My initial response was, “Eighty-one? Try 100%.”
#MeToo is about telling the stories that were once considered taboo. Perhaps harassment is too strong a word, but I can guarantee that every female has felt sexually objectified at some point. Objectified in a way that was unappreciated and made them feel uncomfortable.
We had “George” at our church. I was still in elementary school when my mom warned me and my sisters about George. He was prone to stand too close, to “playfully” tickle women, and follow up a greeting with a laugh that suggested an intimacy that did not exist.
If George ever touches you, she said, you just stop everything, look him in the eye and say, “George, what are you doing?”
In dealing with George, my mother taught me several valuable lessons about being a woman in this world.
I was precious and valuable, and no one had the right to make me uncomfortable.
I had agency and power, and I had the absolute right to exert that power regardless of my age or social standing.
I was not to blame for George’s inappropriate behavior. My mother never included instructions on how to walk or talk to ensure George wasn’t driven to sexual thoughts. It was assumed that George alone was responsible for his actions.
Something that we did not do was talk openly about George’s behavior. While his behavior was forthrightly condemned in our home, I never imagined that the church community would be concerned. Or should be concerned.
George always struck me as a slightly pathetic person with delusions that his special attentions brought women pleasure, but he was a minor annoyance. Because women were not telling their stories, we didn’t imagine that George’s behavior could indicate a devastating pattern of predatory behavior. Not every girl is armed with strategies for rebuffing a George as I was. While I maintained a “stay away from me” demeanor, he may have been grooming others for harassment or abuse.

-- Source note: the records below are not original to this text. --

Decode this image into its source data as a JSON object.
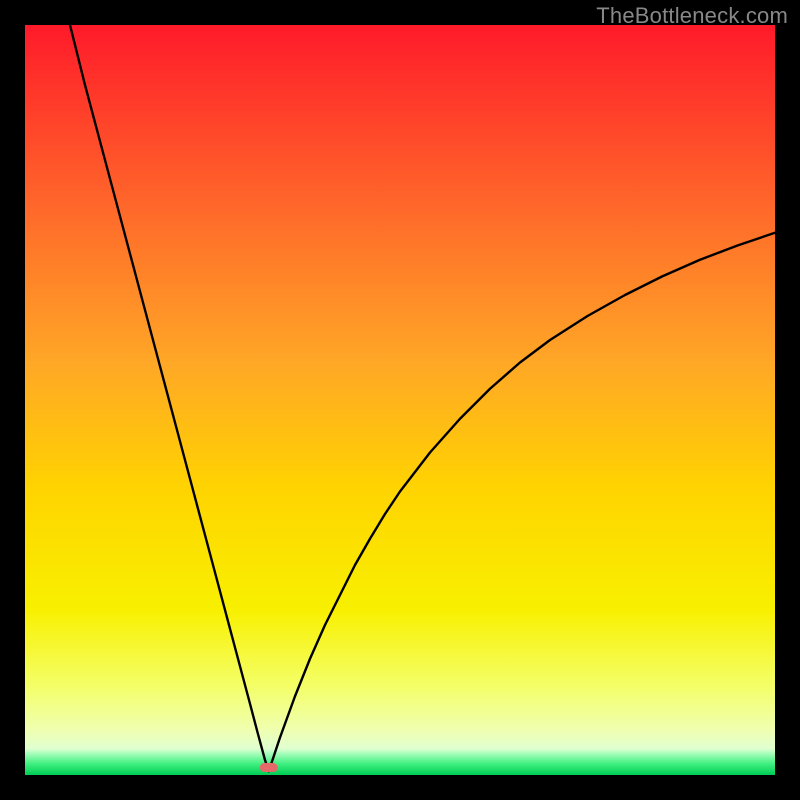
{
  "watermark": "TheBottleneck.com",
  "chart_data": {
    "type": "line",
    "title": "",
    "xlabel": "",
    "ylabel": "",
    "xlim": [
      0,
      100
    ],
    "ylim": [
      0,
      100
    ],
    "grid": false,
    "legend": false,
    "background_gradient": {
      "top_color": "#FF2030",
      "mid_color": "#FFD400",
      "bottom_band_color": "#00E060",
      "bottom_band_start_pct": 97
    },
    "marker": {
      "x": 32.5,
      "y": 1.0,
      "color": "#E46A6A"
    },
    "series": [
      {
        "name": "bottleneck-curve",
        "color": "#000000",
        "x": [
          6,
          8,
          10,
          12,
          14,
          16,
          18,
          20,
          22,
          24,
          26,
          28,
          30,
          31,
          32,
          32.5,
          33,
          34,
          36,
          38,
          40,
          42,
          44,
          46,
          48,
          50,
          54,
          58,
          62,
          66,
          70,
          75,
          80,
          85,
          90,
          95,
          100
        ],
        "y": [
          100,
          92,
          84.5,
          77,
          69.5,
          62,
          54.5,
          47,
          39.5,
          32,
          24.5,
          17,
          9.5,
          5.7,
          2,
          0.5,
          2,
          5,
          10.5,
          15.5,
          20,
          24,
          28,
          31.5,
          34.8,
          37.8,
          43,
          47.5,
          51.5,
          55,
          58,
          61.2,
          64,
          66.5,
          68.7,
          70.6,
          72.3
        ]
      }
    ]
  }
}
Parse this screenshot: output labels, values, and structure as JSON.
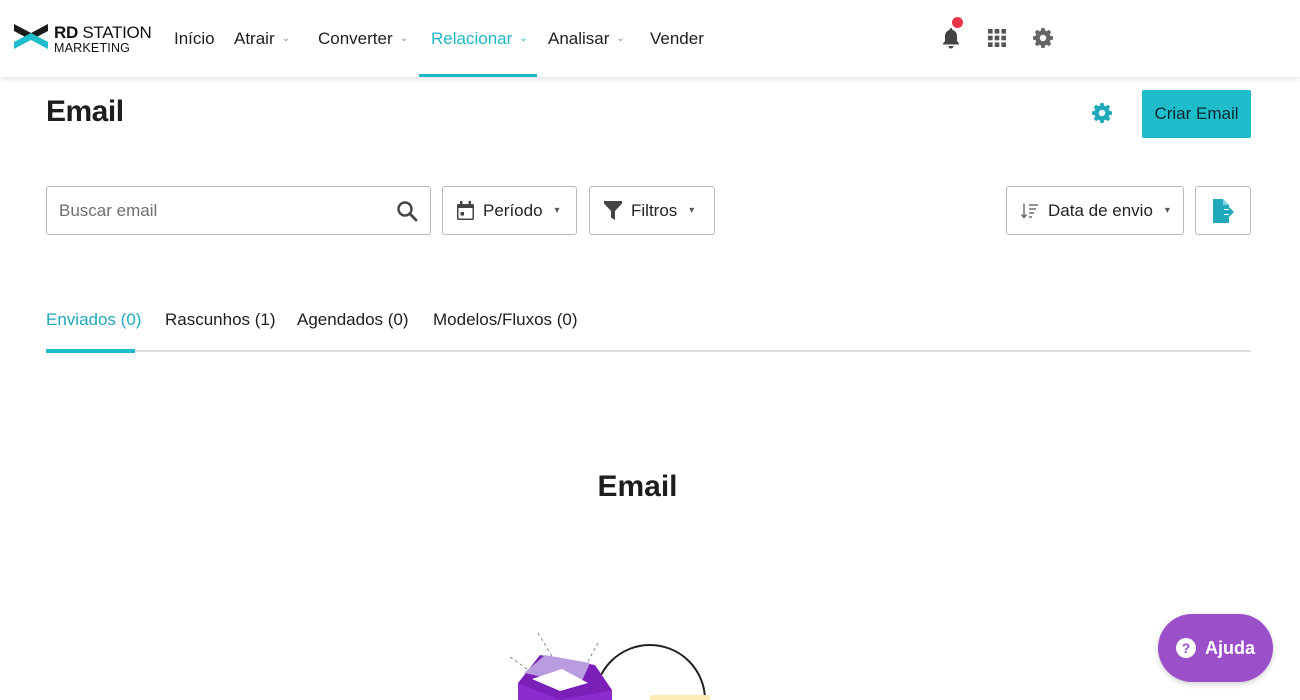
{
  "logo": {
    "line1_bold": "RD",
    "line1_rest": " STATION",
    "line2": "MARKETING",
    "icon": "rd-station-chevrons-icon"
  },
  "nav": {
    "items": [
      {
        "label": "Início",
        "dropdown": false
      },
      {
        "label": "Atrair",
        "dropdown": true
      },
      {
        "label": "Converter",
        "dropdown": true
      },
      {
        "label": "Relacionar",
        "dropdown": true,
        "active": true
      },
      {
        "label": "Analisar",
        "dropdown": true
      },
      {
        "label": "Vender",
        "dropdown": false
      }
    ],
    "chevron": "⌄",
    "icons": [
      "bell-icon",
      "apps-grid-icon",
      "gear-icon"
    ]
  },
  "page": {
    "title": "Email",
    "create_button": "Criar Email"
  },
  "toolbar": {
    "search_placeholder": "Buscar email",
    "period_label": "Período",
    "filters_label": "Filtros",
    "sort_label": "Data de envio",
    "caret": "▾"
  },
  "tabs": [
    {
      "label": "Enviados (0)",
      "active": true
    },
    {
      "label": "Rascunhos (1)"
    },
    {
      "label": "Agendados (0)"
    },
    {
      "label": "Modelos/Fluxos (0)"
    }
  ],
  "empty_state": {
    "title": "Email"
  },
  "help": {
    "label": "Ajuda",
    "icon_glyph": "?"
  },
  "colors": {
    "accent": "#1fbdcc",
    "help": "#9b4fc9",
    "notification": "#e8334a"
  }
}
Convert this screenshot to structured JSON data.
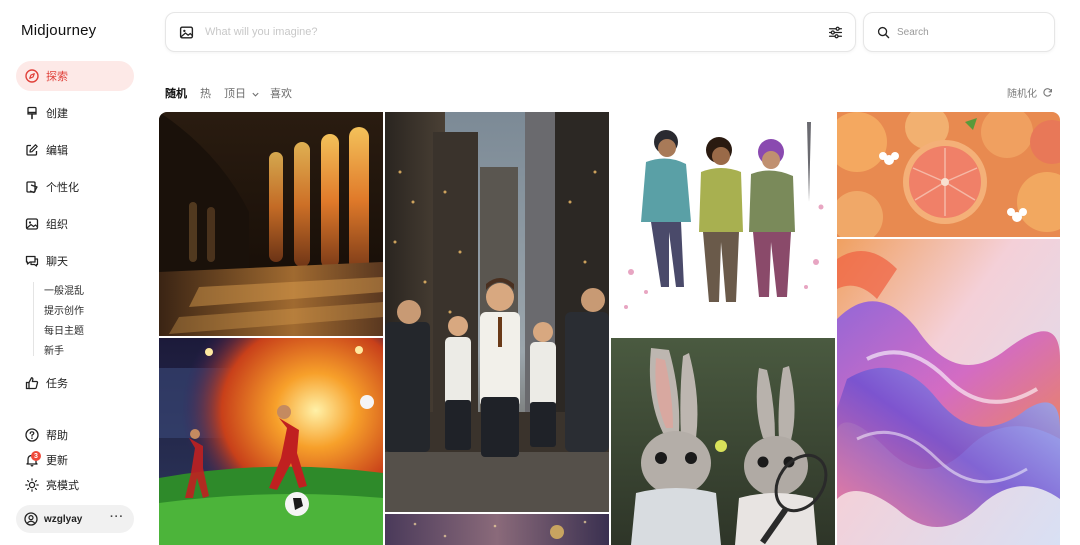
{
  "app": {
    "brand": "Midjourney"
  },
  "nav": {
    "explore": "探索",
    "create": "创建",
    "edit": "编辑",
    "personalize": "个性化",
    "organize": "组织",
    "chat": "聊天",
    "chat_rooms": [
      "一般混乱",
      "提示创作",
      "每日主题",
      "新手"
    ],
    "tasks": "任务",
    "help": "帮助",
    "updates": "更新",
    "updates_badge": "3",
    "light_mode": "亮模式"
  },
  "user": {
    "name": "wzglyay",
    "menu": "···"
  },
  "imagine": {
    "placeholder": "What will you imagine?"
  },
  "search": {
    "placeholder": "Search"
  },
  "tabs": {
    "random": "随机",
    "hot": "热",
    "top_day": "顶日",
    "likes": "喜欢"
  },
  "shuffle": {
    "label": "随机化"
  },
  "colors": {
    "accent": "#e0413a",
    "accent_bg": "#fde9e7",
    "badge": "#ef4a3a"
  },
  "gallery": [
    "gothic cathedral interior with stained glass windows",
    "boys in suits walking in a city street",
    "three illustrated adventurers",
    "citrus fruit slices",
    "soccer player kicking a flaming ball",
    "two rabbits with tennis racket",
    "iridescent glass abstract shape"
  ]
}
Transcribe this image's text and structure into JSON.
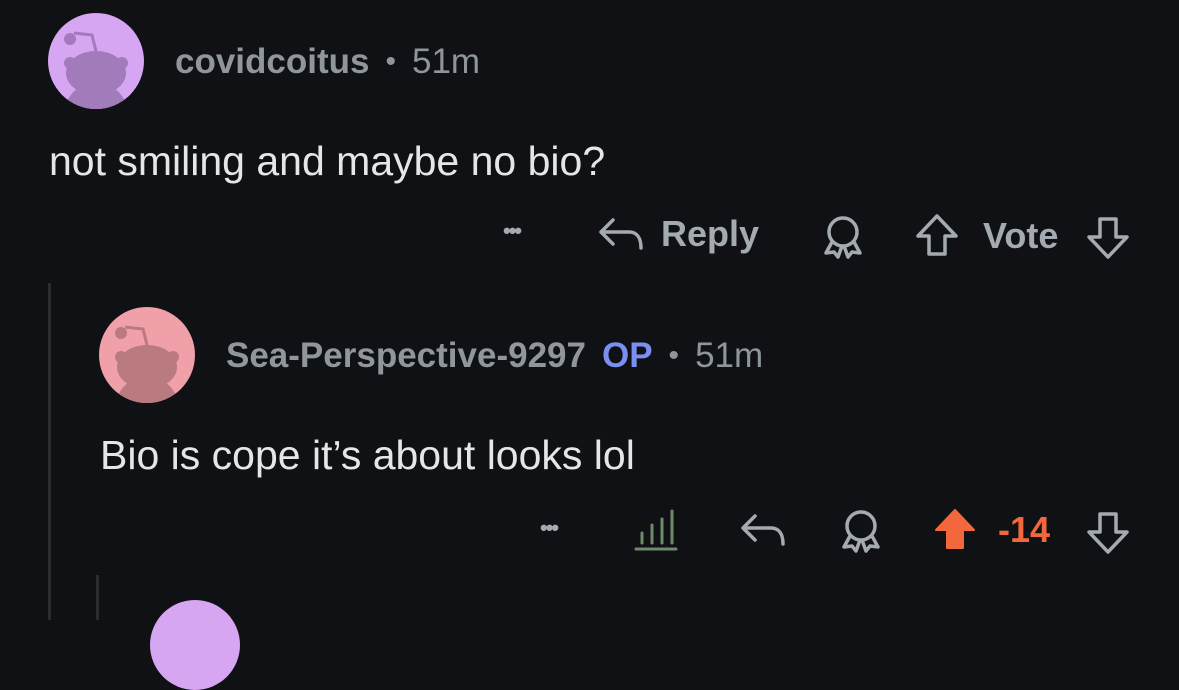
{
  "comments": [
    {
      "username": "covidcoitus",
      "separator": "•",
      "age": "51m",
      "text": "not smiling and maybe no bio?",
      "actions": {
        "more_label": "•••",
        "reply_label": "Reply",
        "vote_label": "Vote"
      },
      "avatar_color": "#d6a6f2"
    },
    {
      "username": "Sea-Perspective-9297",
      "op_badge": "OP",
      "separator": "•",
      "age": "51m",
      "text": "Bio is cope it’s about looks lol",
      "actions": {
        "more_label": "•••",
        "score": "-14"
      },
      "avatar_color": "#f0a0a8",
      "upvoted": true
    }
  ],
  "colors": {
    "background": "#101114",
    "upvote_active": "#f2683c",
    "op_badge": "#7a8ff0"
  }
}
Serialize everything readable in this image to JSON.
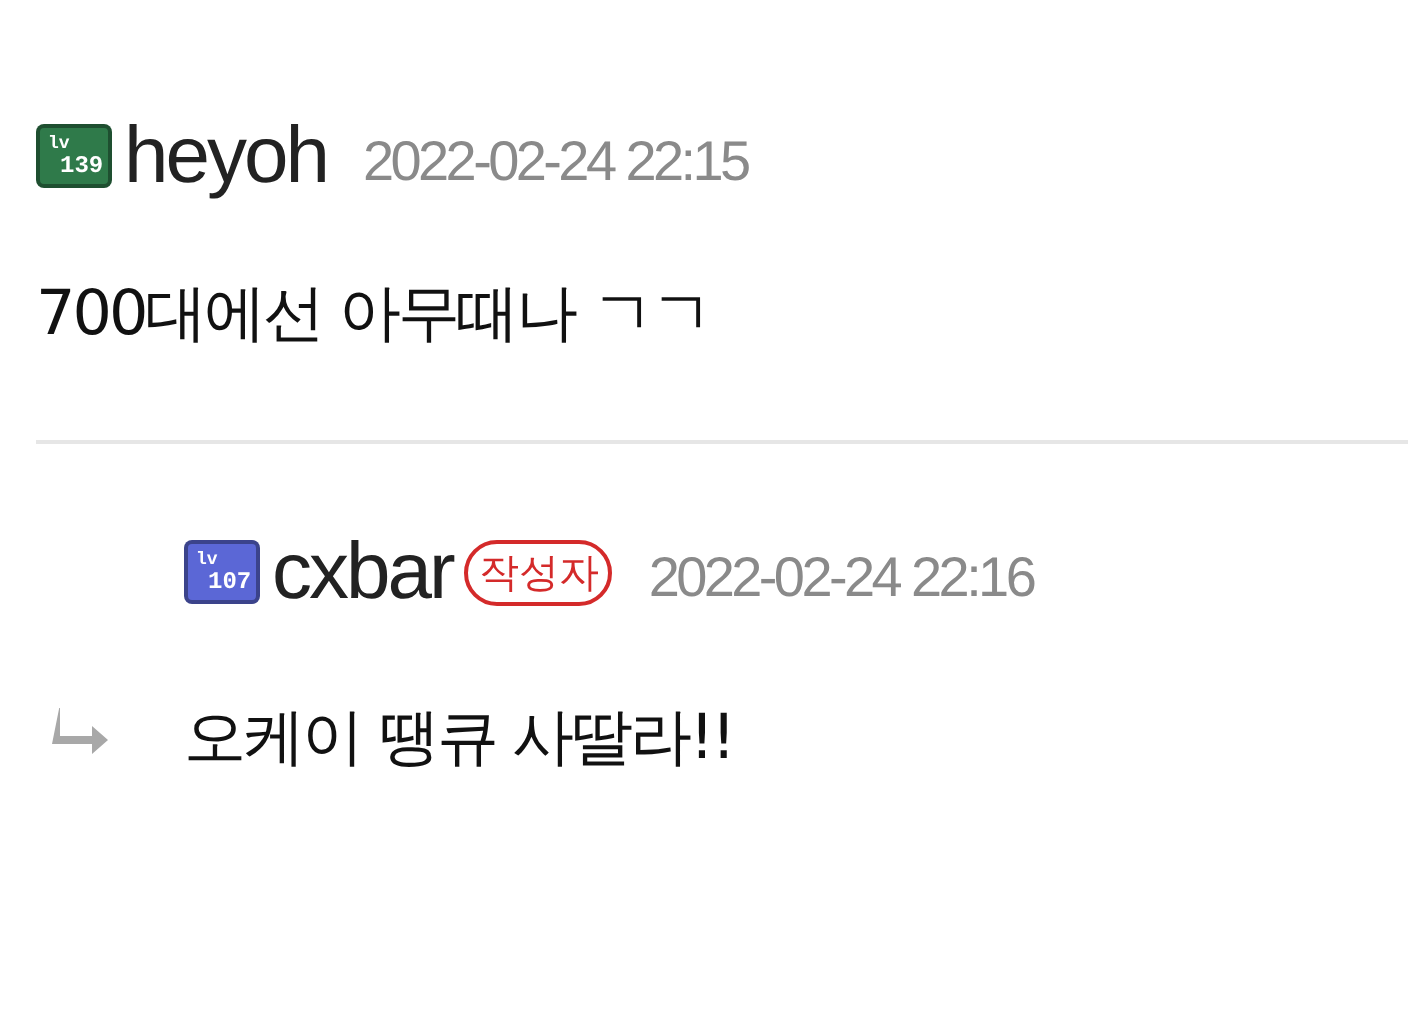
{
  "comments": [
    {
      "level_badge": {
        "prefix": "lv",
        "level": "139",
        "color": "#2f7a4a"
      },
      "username": "heyoh",
      "date": "2022-02-24 22:15",
      "body": "700대에선 아무때나 ㄱㄱ",
      "kind": "comment"
    },
    {
      "level_badge": {
        "prefix": "lv",
        "level": "107",
        "color": "#5b67d6"
      },
      "username": "cxbar",
      "author_tag": "작성자",
      "date": "2022-02-24 22:16",
      "body": "오케이 땡큐 사딸라!!",
      "kind": "reply"
    }
  ]
}
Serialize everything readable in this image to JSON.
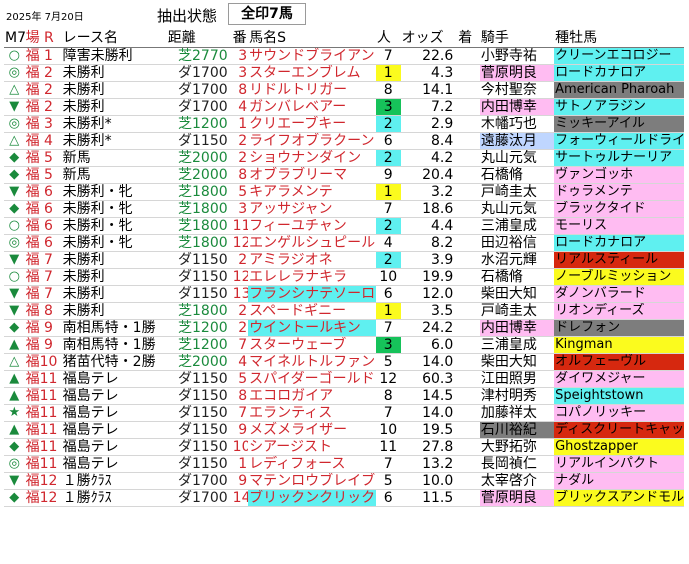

Did our silence facilitate pain and trauma that could have been avoided?
(By the way, I’ve never heard anything to suggest that George did abuse anyone.)
The #MeToo Movement made it socially acceptable to tell the sordid stories of men like George and men who were much worse. #MeToo made it OK to put into words women’s experiences that felt wrong.
For instance, why I felt so uncomfortable when the male counselors at summer church camp dressed as women for the end-of-week skit night, stuffing huge balloons down the front of the dresses they donned for a “hilarious” representation of women. These skit characters generally said and did stupid things while swinging their hips with exaggerated motions. If the audience was really lucky, at some point an item of clothing would fall off.
Back then, as a middle school girl, I could have told you that I didn’t appreciate the fact that these cross-dressed women were portrayed as ridiculous airheads, objects of ridicule and scorn. What I couldn’t identify is that I felt ashamed of my own adolescent and changing body. As I watched the counselors bump into each other’s balloon chests and stick out their butts to waddle around the stage, I felt mocked and degraded.
Today, there would most likely be a righteous outcry against the counselors. Their skits would definitely be canceled. Today, George might be approached by church leadership and told to quit tickling women. Both of these responses would be redemptive, because they recognize sinful disrespect toward women and call for changed behavior. These responses would allow the sinners to redeem themselves, which is all any of us can ask for.